It got to be so bad they soon finished with school altogether, and so they devoted their entire efforts to the exploration of the other realities they were attuned to. A quirk of biology had made them privy to what was going on in parallel branes, and they could manipulate these branes with the new languages they were inventing daily, languages which were tied into the source code of the Universe itself. All of space-time was available in their minds eye, and they learned how to stitch the strands of destiny however it suited them, sewing new words into the holographic program of the branes and thereby subtly altering them. Others learned to play the quantum strings like a lyre, plucking on the silk-like bosons and fermions to resonate reality however they saw fit.
Lucky for the masses, who feared the descendents of Ludwig and Gertrude would become their overlords, the spiderlings detested the whole tired sorry game of mammalian politics. “Let us leave these unaugmented humans to their feeble-minded bickering,” they often teeped to each other.

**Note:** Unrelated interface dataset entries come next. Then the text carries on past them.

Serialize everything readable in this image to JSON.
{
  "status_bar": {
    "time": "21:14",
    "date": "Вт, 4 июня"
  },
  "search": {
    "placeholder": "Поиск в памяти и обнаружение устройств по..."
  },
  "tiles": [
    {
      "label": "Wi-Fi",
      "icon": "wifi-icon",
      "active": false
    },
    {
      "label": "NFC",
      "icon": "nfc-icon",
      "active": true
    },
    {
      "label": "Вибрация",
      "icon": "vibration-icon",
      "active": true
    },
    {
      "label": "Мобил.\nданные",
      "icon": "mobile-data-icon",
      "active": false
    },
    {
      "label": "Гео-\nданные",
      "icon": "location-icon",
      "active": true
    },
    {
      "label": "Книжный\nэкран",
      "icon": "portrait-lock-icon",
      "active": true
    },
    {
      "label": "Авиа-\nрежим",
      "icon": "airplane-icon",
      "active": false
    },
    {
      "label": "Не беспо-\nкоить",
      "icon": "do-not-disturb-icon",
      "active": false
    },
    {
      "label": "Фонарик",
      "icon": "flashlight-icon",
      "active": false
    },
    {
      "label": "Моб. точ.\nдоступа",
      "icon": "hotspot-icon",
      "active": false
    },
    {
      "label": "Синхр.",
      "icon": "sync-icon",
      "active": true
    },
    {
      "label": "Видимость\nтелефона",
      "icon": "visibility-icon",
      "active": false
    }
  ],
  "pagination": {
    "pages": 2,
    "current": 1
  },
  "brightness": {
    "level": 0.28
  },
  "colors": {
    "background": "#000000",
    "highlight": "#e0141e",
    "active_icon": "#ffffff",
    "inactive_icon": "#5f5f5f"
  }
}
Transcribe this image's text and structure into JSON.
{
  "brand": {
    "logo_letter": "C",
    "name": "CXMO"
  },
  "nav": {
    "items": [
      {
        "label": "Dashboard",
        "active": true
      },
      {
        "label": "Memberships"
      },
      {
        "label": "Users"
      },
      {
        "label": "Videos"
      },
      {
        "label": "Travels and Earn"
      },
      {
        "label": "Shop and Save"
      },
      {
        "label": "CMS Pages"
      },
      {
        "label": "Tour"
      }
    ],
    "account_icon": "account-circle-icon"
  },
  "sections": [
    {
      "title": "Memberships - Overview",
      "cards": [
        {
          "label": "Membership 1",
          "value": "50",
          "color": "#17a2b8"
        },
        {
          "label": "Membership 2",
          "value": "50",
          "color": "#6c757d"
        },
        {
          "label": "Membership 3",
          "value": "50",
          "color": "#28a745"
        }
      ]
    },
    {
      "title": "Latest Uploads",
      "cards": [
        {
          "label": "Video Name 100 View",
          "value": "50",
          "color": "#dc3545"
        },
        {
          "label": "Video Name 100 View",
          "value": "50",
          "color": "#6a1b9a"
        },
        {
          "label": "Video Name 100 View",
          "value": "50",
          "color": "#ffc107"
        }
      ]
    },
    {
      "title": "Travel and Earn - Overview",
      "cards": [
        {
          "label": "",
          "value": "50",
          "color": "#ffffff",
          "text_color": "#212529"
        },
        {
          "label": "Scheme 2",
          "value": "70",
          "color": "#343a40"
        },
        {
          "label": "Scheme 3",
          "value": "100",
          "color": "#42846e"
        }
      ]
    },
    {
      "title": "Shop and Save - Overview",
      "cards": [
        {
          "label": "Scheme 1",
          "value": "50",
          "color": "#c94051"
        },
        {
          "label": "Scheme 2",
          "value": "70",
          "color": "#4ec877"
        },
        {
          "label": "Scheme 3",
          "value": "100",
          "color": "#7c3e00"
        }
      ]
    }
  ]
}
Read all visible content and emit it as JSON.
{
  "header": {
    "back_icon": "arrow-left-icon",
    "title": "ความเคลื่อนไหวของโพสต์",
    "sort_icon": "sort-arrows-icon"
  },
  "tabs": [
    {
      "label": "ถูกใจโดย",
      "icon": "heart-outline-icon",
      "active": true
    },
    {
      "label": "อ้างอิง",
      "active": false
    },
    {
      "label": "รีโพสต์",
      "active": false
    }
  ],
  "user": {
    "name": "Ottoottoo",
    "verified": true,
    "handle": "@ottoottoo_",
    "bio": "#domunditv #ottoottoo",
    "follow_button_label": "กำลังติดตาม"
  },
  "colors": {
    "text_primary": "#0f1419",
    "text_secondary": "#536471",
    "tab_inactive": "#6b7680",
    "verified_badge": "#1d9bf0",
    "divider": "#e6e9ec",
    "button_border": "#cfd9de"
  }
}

Investing in the nascent opportunities for space travel, and accelerating the technology through their own quantum cum psychic manipulations, the family opted for migration and set up a base of operation among the stars. In a distant corner of the galaxy they rest upon a tangled skein, flittering through the multiverse, monitoring the ripples made by newly minted words, maintaining control over local rodent and insect populations.
And—let it be known—these cultured spiders are even now protecting all parallel versions of Earth from transdimensional vermin who might otherwise annihilate each and every instance of our race! All hail Gertrude and Ludwig’s spawn!
About the Author
Justin Patrick Moore is a writer and broadcaster. His essays have been featured in a number of themed anthologies from Aurore Press, the most recent being "The Alchemy of Work" which appears in Living In the Lap of Labor. He is a contributor to the independent music website Brainwashed.com where he has written on the works of Karlheinz Stockhausen in the essay "Music from Sirius" and interviewed Nigel Ayers, the man behind the experimental music project Nocturnal Emissions. A long time library employee, in September 2011 he is giving a talk at the Esoteric Book Conference on the subject of "The Libray Angel and It's Oracle". He is currently at work on a longer space fantasy called "The Spiders of Babel" which relates in a tangential way to a few of the themes only hinted at in this story. On his radio show, On the Way to the Peak of Normal, he will be doing a series of ten episodes about Mnemosyne, Memory, and her children, the Nine Muses. He lives in Cincinnati, Ohio with his wife and family.
Post a comment on this story!
Back To Flurb Home Page...